The five were sent to Alcatraz, where they remained until their convictions were overturned in October, 1888. They were freed, but in October, 1889, enraged Apaches in the area were able to force new warrants to be issued, and again the Kid was on the run. Again they were arrested, and again they were convicted, this time sentenced to seven years in prison, and transported to Yuma Territorial Prison. Shortly afterward, the five escaped by overpowering three guards, Glen Reynolds, Eugene Middleton, and W. A. Holmes. Reynolds was killed, with his pistol and watch stolen in the process, and Middleton was badly hurt, but stated later that he would have been killed had the Kid not intervened and prevented his death.
A fierce snowstorm prevented any pursuit of the escapees. For years there were unconfirmed reports of sightings, but nothing ever came of any of them. Over the next several years, the Apache Kid was accused or linked to various crimes, including rape and murder, but there were never any solid links to him being involved in any crimes at all. For all practical purposes, he vanished.
During an 1890 shootout between Apache renegades and Mexican soldiers, a warrior was killed, and found to be in the possession of Reynolds' watch and pistol. However, the warrior was said to have been much too old to have been the Apache Kid. The last reported crimes allegedly committed by the Kid were in 1894. It was in that year in the San Mateo Mountains west of Socorro, New Mexico that Charles Anderson, a rancher, and his cowboys, killed an Apache who had been rustling cattle and who was identified at the time as the Apache Kid. That identification is also contested. After that, he became more of a legend than anything else. In 1899, Colonel Emilio Kosterlitzky, of the Mexican Rurales, reported that the Kid was alive and well, and living among the Apache in the Sierra Madre Occidental. This was never confirmed. Edgar Rice Burroughs, future creator of the Tarzan tales, was a member of the 7th U.S.Cavalry while they were "chasing" the Apache Kid in 1896 Arizona.
Cattle ranchers continued to report rustling well into the 1920s, often claiming it was the Apache Kid in the lead, but those also were never confirmed, and authorities eventually simply ignored any involvement by the Kid, long thought dead by either gunshot or sickness, as those rumors had filtered down also.

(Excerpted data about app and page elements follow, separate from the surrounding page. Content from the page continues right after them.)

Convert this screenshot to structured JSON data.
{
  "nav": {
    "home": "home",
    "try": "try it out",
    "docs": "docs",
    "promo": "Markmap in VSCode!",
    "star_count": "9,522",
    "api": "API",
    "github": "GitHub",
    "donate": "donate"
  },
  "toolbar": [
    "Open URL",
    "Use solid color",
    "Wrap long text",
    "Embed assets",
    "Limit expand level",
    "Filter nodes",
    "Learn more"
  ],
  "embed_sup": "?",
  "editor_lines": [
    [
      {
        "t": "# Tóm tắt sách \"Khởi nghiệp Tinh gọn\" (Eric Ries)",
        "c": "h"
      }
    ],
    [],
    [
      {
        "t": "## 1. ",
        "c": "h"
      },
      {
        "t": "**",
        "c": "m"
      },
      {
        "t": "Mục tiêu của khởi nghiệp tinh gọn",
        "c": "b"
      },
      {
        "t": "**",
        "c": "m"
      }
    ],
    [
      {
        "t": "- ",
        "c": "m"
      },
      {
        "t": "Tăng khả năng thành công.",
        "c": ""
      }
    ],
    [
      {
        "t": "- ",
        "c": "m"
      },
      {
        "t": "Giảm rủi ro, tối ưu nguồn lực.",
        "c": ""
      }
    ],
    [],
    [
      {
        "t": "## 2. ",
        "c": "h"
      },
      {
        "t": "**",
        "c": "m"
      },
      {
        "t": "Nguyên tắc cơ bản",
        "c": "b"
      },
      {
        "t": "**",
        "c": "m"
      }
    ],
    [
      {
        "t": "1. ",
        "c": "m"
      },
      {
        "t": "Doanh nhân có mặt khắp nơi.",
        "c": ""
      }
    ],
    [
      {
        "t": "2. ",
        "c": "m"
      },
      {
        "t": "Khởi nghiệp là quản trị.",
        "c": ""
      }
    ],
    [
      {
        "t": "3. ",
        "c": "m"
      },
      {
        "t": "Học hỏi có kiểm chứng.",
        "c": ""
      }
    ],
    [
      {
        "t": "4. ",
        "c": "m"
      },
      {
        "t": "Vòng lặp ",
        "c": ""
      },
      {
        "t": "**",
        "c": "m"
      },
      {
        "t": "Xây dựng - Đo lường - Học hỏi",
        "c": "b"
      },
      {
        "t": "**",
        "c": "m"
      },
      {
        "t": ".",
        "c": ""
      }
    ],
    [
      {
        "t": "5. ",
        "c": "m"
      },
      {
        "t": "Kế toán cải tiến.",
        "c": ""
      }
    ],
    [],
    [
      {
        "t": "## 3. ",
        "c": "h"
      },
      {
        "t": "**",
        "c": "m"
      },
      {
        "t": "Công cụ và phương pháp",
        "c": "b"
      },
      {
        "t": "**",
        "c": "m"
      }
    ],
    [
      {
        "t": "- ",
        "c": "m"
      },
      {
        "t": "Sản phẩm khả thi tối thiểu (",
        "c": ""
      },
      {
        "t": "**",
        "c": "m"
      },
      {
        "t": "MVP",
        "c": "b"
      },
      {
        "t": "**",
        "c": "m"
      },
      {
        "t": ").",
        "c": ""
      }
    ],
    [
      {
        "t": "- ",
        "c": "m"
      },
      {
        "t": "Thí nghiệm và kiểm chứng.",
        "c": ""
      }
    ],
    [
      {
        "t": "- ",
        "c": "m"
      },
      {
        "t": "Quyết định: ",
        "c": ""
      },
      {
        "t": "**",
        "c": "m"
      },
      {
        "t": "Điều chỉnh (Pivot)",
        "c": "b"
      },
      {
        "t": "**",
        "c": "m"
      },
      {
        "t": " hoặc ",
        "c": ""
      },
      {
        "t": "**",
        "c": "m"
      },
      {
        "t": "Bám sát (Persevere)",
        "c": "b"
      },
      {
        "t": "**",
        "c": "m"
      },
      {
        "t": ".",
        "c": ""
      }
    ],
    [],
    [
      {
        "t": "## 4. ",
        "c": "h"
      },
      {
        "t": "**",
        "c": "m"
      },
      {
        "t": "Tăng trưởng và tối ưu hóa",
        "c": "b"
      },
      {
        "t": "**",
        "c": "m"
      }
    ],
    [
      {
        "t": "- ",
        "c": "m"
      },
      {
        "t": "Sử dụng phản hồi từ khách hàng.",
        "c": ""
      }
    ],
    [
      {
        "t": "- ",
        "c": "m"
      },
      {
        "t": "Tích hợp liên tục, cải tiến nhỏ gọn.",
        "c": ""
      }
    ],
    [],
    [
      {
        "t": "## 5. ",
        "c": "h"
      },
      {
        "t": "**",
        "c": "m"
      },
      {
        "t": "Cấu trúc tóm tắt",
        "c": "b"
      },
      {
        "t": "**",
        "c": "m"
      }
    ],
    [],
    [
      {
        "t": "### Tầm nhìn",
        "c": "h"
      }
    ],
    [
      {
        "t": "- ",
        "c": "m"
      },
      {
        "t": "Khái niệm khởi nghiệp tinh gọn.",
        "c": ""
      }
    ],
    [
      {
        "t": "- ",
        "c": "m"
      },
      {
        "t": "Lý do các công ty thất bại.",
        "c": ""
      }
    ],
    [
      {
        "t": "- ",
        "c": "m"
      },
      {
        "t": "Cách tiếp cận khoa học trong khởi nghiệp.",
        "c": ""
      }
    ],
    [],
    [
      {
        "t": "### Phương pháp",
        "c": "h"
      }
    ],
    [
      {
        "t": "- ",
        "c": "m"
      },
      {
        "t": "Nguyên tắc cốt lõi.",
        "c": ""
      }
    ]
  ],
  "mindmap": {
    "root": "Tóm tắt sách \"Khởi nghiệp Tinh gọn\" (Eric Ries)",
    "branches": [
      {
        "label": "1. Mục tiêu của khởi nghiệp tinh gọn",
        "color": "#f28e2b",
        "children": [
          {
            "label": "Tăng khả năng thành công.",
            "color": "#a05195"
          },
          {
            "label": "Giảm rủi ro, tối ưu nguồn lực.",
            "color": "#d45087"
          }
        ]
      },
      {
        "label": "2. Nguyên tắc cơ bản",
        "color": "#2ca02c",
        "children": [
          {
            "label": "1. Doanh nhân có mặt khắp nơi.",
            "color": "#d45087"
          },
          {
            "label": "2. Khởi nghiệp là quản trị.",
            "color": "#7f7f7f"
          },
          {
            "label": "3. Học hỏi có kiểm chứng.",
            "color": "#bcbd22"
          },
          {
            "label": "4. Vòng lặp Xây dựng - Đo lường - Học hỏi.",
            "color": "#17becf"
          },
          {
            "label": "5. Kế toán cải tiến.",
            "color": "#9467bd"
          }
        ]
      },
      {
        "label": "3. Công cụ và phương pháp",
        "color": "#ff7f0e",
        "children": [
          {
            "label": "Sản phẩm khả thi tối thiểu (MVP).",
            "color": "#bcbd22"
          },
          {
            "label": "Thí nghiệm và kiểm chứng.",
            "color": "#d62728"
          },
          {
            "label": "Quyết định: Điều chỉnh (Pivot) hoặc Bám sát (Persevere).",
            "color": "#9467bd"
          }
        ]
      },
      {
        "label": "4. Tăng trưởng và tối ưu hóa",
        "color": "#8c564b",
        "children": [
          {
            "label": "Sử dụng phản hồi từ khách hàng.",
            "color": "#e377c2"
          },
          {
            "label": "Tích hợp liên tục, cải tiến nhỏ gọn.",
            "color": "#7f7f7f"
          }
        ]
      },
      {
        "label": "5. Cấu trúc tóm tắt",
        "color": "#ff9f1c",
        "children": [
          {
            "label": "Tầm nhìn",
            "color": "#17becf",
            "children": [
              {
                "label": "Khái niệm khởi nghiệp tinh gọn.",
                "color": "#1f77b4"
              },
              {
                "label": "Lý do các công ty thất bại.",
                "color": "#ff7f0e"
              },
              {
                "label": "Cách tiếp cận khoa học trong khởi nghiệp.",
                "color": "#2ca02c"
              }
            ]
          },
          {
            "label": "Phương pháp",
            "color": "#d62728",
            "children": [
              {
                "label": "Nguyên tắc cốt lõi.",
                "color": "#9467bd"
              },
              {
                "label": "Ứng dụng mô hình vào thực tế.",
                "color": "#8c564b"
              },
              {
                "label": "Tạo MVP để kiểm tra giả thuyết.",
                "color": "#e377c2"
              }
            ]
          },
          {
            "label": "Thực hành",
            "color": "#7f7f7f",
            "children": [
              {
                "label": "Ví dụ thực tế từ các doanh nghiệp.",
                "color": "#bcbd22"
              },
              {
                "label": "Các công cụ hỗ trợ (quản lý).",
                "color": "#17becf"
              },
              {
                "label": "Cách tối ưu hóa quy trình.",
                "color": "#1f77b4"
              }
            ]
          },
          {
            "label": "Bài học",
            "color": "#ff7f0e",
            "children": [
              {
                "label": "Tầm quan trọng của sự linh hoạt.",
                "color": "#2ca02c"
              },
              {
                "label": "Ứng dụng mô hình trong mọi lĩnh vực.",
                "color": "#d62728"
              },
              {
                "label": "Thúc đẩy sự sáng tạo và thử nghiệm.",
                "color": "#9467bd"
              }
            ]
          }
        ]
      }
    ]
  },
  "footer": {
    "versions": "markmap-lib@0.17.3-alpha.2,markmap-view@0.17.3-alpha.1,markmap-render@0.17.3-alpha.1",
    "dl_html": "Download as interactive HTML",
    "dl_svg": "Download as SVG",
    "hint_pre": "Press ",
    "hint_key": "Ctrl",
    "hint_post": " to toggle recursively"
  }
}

Today, one mile from "Apache Kid Peak" high in the San Mateo Mountains of the Cibola National Forest, a marker stands as a grave, where the Anderson posse claimed to have killed the Kid in the 1894. According to local residents the body wasn't buried and the bones and shreds of his clothing lay scattered about the site for some years, with people taking some as souvenirs.For More Information: